Choosing the future of Antarctica

In a recent Nature article, Rintoul et al. present two narratives on the future of Antarctica and the Southern Ocean, from the perspective of an observer looking back from 2070. In the first scenario, greenhouse gas emissions remained unchecked, the climate continued to warm, and the policy response was ineffective; this had large ramifications in Antarctica and the Southern Ocean, with worldwide impacts. In the second scenario, ambitious action was taken to limit greenhouse gas emissions and to establish policies that reduced anthropogenic pressure on the environment, slowing the rate of change in Antarctica. The two scenarios are highly speculative and intended as counterfactual catalysts for discussion, rather than as predictions of the future.  Choices made in the next decade will determine what trajectory is realized. Read the full article at the following link. A short Australian Academy of Science video is available here.

The article is also referenced in The Conversation at: ‘Antarctica has lost 3 trillion tonnes of ice in 25 years. Time is running out for the frozen continent’.

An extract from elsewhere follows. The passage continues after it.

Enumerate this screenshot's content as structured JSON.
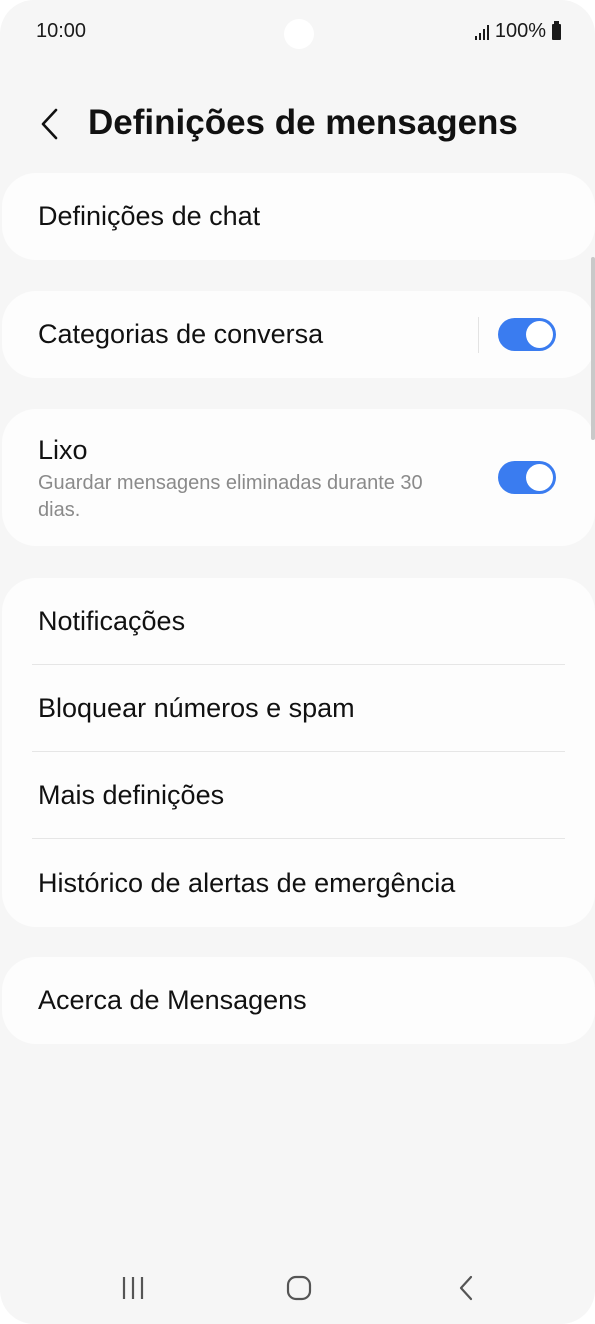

Figure: Antarctica and the Southern Ocean in 2070, under ‘low emissions/high action’ (left) and ‘high emissions/low action’ (right) scenarios. Differences are relative to a 1986–2005 reference period. (Rintoul, S R, et al., (2018) “Choosing the future of Antarctica.” Nature 558(7709): 233-241.